[Dataset items]
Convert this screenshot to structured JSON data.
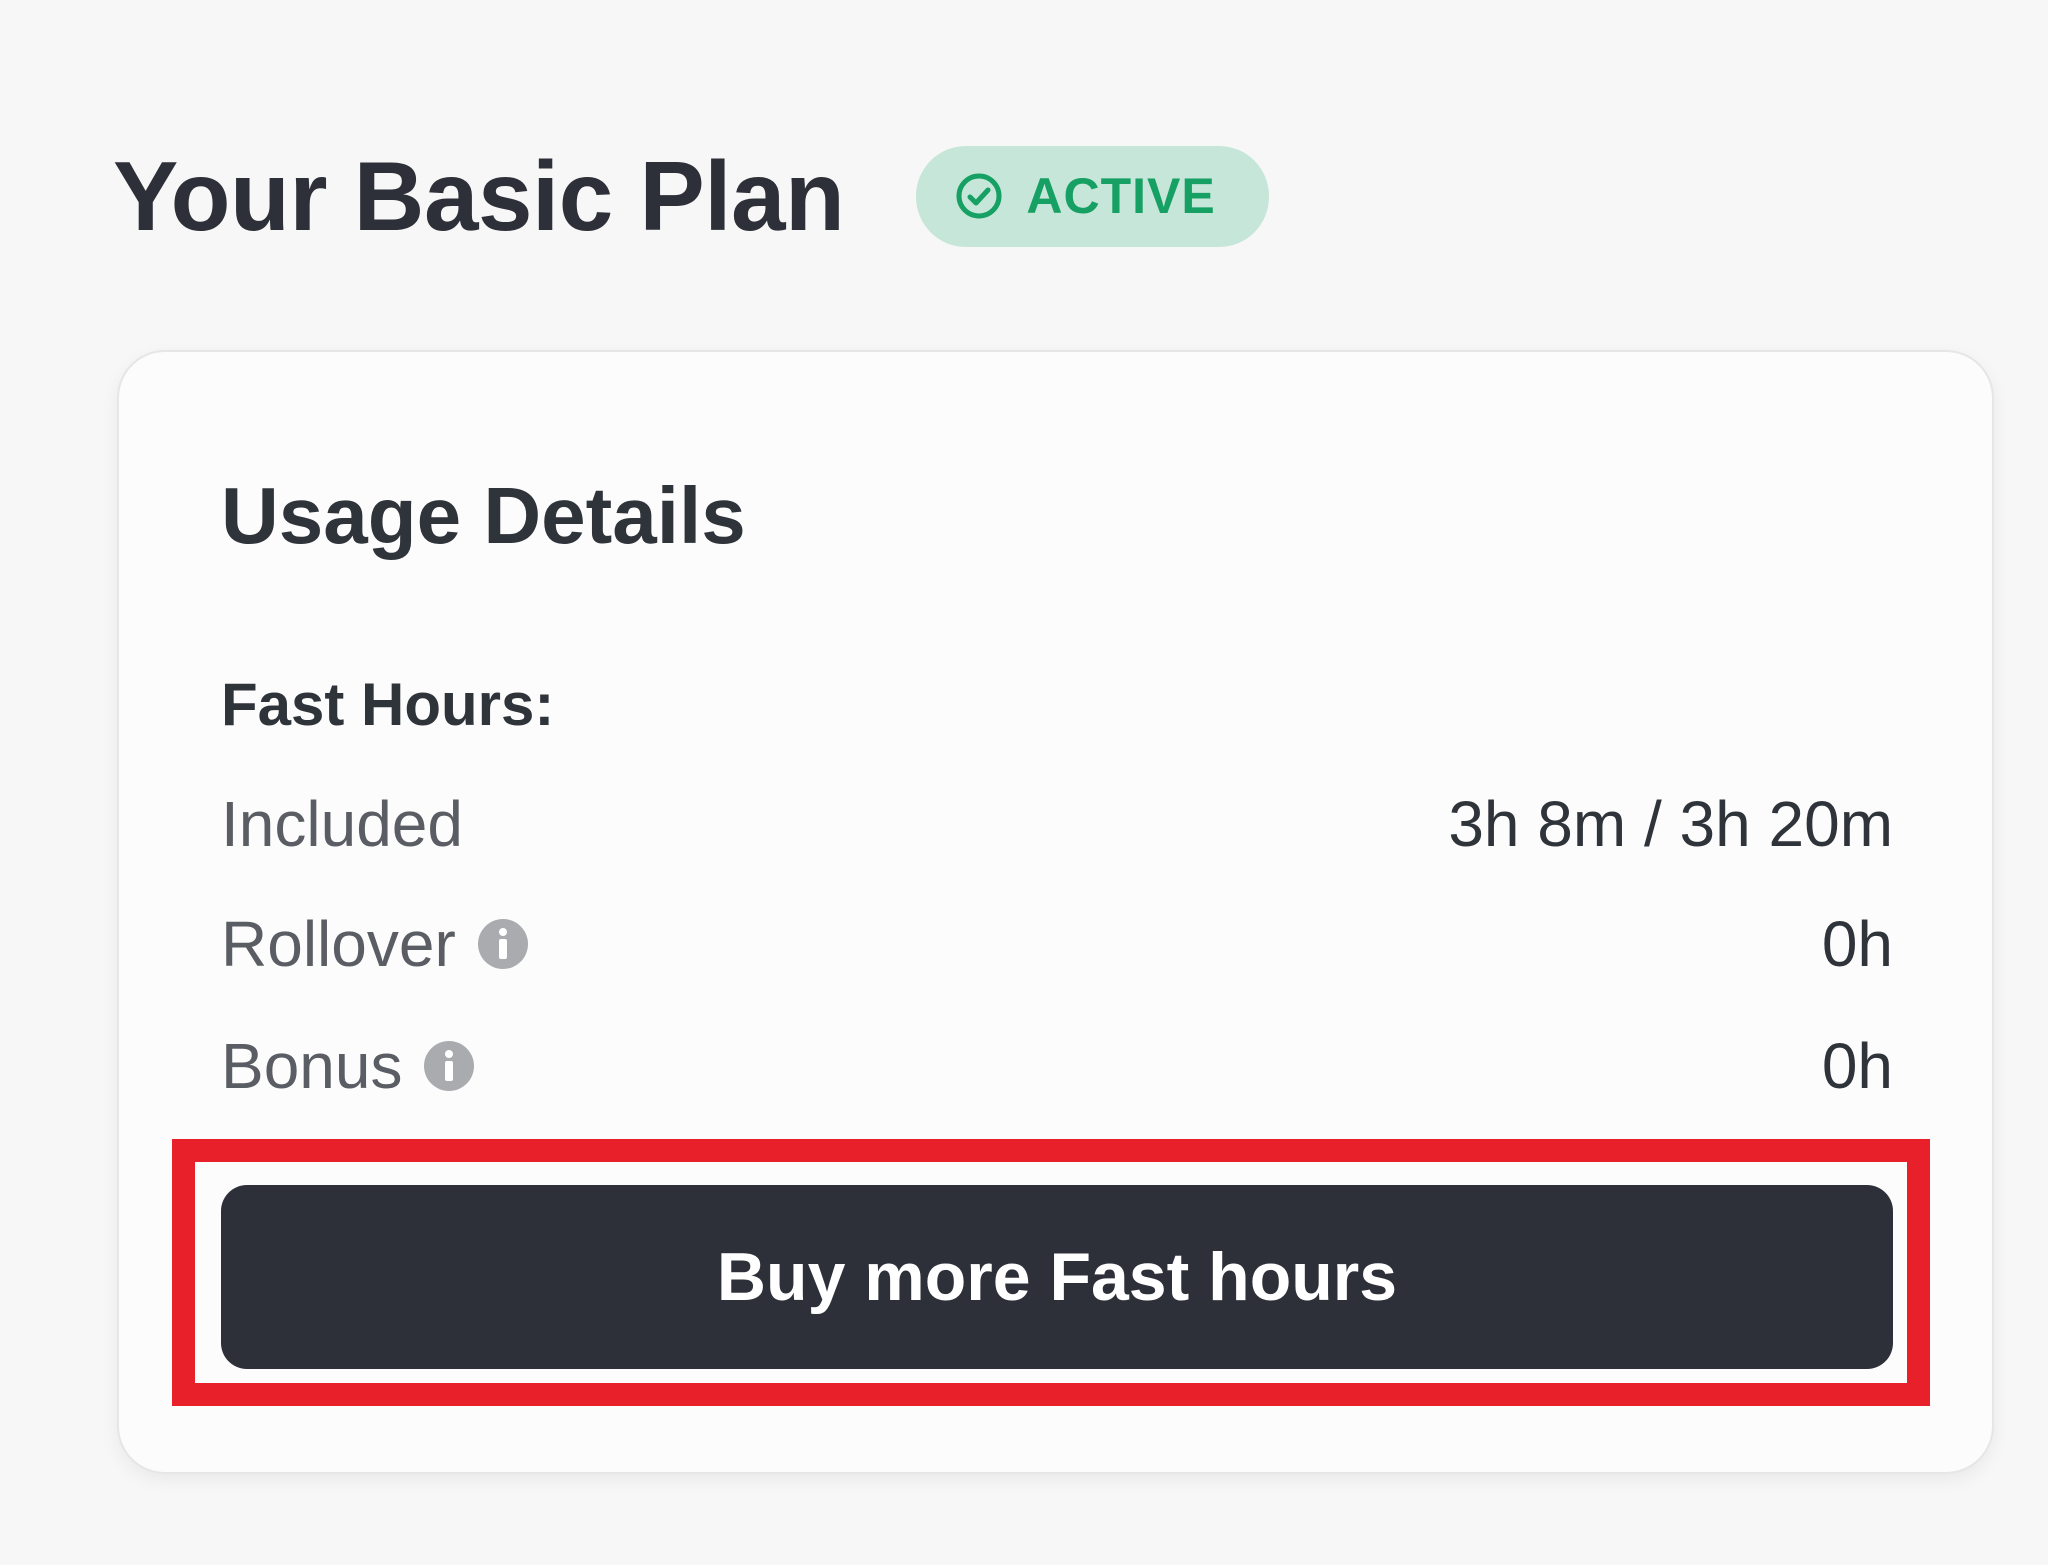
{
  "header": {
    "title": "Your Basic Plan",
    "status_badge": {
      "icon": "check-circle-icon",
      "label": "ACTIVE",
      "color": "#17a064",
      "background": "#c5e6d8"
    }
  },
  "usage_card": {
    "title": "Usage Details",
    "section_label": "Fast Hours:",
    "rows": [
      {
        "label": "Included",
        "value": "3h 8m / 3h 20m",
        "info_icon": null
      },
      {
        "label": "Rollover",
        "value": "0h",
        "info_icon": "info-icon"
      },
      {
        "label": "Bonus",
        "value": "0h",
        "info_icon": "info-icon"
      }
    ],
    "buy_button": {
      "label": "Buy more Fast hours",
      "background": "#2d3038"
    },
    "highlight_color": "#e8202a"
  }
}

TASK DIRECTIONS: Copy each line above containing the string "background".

ANSWER SECTION:
      "background": "#c5e6d8"
      "background": "#2d3038"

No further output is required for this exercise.